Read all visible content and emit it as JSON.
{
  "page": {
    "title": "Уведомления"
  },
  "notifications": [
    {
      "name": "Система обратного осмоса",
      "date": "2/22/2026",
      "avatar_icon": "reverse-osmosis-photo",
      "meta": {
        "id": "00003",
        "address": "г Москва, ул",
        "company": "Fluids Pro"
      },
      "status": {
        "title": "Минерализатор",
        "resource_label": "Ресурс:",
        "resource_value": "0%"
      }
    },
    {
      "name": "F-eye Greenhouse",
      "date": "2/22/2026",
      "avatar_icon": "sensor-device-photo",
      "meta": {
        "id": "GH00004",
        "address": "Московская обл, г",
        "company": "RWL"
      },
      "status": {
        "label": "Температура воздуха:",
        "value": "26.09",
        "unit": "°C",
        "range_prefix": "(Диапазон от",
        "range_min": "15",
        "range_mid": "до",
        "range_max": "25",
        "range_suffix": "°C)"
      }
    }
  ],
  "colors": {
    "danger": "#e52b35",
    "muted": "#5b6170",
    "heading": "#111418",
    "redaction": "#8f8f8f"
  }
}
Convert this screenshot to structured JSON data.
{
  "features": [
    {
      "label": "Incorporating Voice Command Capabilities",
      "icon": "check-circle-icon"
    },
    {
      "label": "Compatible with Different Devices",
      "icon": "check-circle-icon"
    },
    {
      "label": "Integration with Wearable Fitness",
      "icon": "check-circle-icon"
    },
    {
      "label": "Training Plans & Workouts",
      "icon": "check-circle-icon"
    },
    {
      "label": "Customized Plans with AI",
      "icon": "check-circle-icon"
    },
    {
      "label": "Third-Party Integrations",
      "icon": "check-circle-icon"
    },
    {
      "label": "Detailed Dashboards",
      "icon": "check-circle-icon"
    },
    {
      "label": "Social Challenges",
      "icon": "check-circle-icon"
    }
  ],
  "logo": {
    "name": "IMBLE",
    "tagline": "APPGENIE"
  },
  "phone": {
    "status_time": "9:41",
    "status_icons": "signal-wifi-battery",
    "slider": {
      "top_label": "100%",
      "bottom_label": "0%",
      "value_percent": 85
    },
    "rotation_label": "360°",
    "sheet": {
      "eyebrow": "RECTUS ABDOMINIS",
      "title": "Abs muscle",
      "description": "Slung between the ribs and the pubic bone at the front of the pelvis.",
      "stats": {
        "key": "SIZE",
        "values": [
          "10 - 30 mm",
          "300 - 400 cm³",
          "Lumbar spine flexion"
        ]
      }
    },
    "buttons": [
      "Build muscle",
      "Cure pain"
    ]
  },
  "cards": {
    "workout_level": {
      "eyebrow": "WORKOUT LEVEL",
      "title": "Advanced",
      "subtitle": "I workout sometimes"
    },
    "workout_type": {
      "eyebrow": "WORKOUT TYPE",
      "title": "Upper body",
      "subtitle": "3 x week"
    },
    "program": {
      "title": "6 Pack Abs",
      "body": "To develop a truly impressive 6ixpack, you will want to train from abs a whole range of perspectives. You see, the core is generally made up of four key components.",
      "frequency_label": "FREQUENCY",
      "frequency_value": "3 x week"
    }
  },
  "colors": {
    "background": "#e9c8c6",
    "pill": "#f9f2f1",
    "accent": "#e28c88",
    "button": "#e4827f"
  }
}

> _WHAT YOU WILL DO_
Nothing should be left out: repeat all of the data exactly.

> _RESPONSE FOR THIS EXERCISE_
Read all visible content and emit it as JSON.
{
  "page": {
    "title": "Уведомления"
  },
  "notifications": [
    {
      "name": "Система обратного осмоса",
      "date": "2/22/2026",
      "avatar_icon": "reverse-osmosis-photo",
      "meta": {
        "id": "00003",
        "address": "г Москва, ул",
        "company": "Fluids Pro"
      },
      "status": {
        "title": "Минерализатор",
        "resource_label": "Ресурс:",
        "resource_value": "0%"
      }
    },
    {
      "name": "F-eye Greenhouse",
      "date": "2/22/2026",
      "avatar_icon": "sensor-device-photo",
      "meta": {
        "id": "GH00004",
        "address": "Московская обл, г",
        "company": "RWL"
      },
      "status": {
        "label": "Температура воздуха:",
        "value": "26.09",
        "unit": "°C",
        "range_prefix": "(Диапазон от",
        "range_min": "15",
        "range_mid": "до",
        "range_max": "25",
        "range_suffix": "°C)"
      }
    }
  ],
  "colors": {
    "danger": "#e52b35",
    "muted": "#5b6170",
    "heading": "#111418",
    "redaction": "#8f8f8f"
  }
}
Convert this screenshot to structured JSON data.
{
  "features": [
    {
      "label": "Incorporating Voice Command Capabilities",
      "icon": "check-circle-icon"
    },
    {
      "label": "Compatible with Different Devices",
      "icon": "check-circle-icon"
    },
    {
      "label": "Integration with Wearable Fitness",
      "icon": "check-circle-icon"
    },
    {
      "label": "Training Plans & Workouts",
      "icon": "check-circle-icon"
    },
    {
      "label": "Customized Plans with AI",
      "icon": "check-circle-icon"
    },
    {
      "label": "Third-Party Integrations",
      "icon": "check-circle-icon"
    },
    {
      "label": "Detailed Dashboards",
      "icon": "check-circle-icon"
    },
    {
      "label": "Social Challenges",
      "icon": "check-circle-icon"
    }
  ],
  "logo": {
    "name": "IMBLE",
    "tagline": "APPGENIE"
  },
  "phone": {
    "status_time": "9:41",
    "status_icons": "signal-wifi-battery",
    "slider": {
      "top_label": "100%",
      "bottom_label": "0%",
      "value_percent": 85
    },
    "rotation_label": "360°",
    "sheet": {
      "eyebrow": "RECTUS ABDOMINIS",
      "title": "Abs muscle",
      "description": "Slung between the ribs and the pubic bone at the front of the pelvis.",
      "stats": {
        "key": "SIZE",
        "values": [
          "10 - 30 mm",
          "300 - 400 cm³",
          "Lumbar spine flexion"
        ]
      }
    },
    "buttons": [
      "Build muscle",
      "Cure pain"
    ]
  },
  "cards": {
    "workout_level": {
      "eyebrow": "WORKOUT LEVEL",
      "title": "Advanced",
      "subtitle": "I workout sometimes"
    },
    "workout_type": {
      "eyebrow": "WORKOUT TYPE",
      "title": "Upper body",
      "subtitle": "3 x week"
    },
    "program": {
      "title": "6 Pack Abs",
      "body": "To develop a truly impressive 6ixpack, you will want to train from abs a whole range of perspectives. You see, the core is generally made up of four key components.",
      "frequency_label": "FREQUENCY",
      "frequency_value": "3 x week"
    }
  },
  "colors": {
    "background": "#e9c8c6",
    "pill": "#f9f2f1",
    "accent": "#e28c88",
    "button": "#e4827f"
  }
}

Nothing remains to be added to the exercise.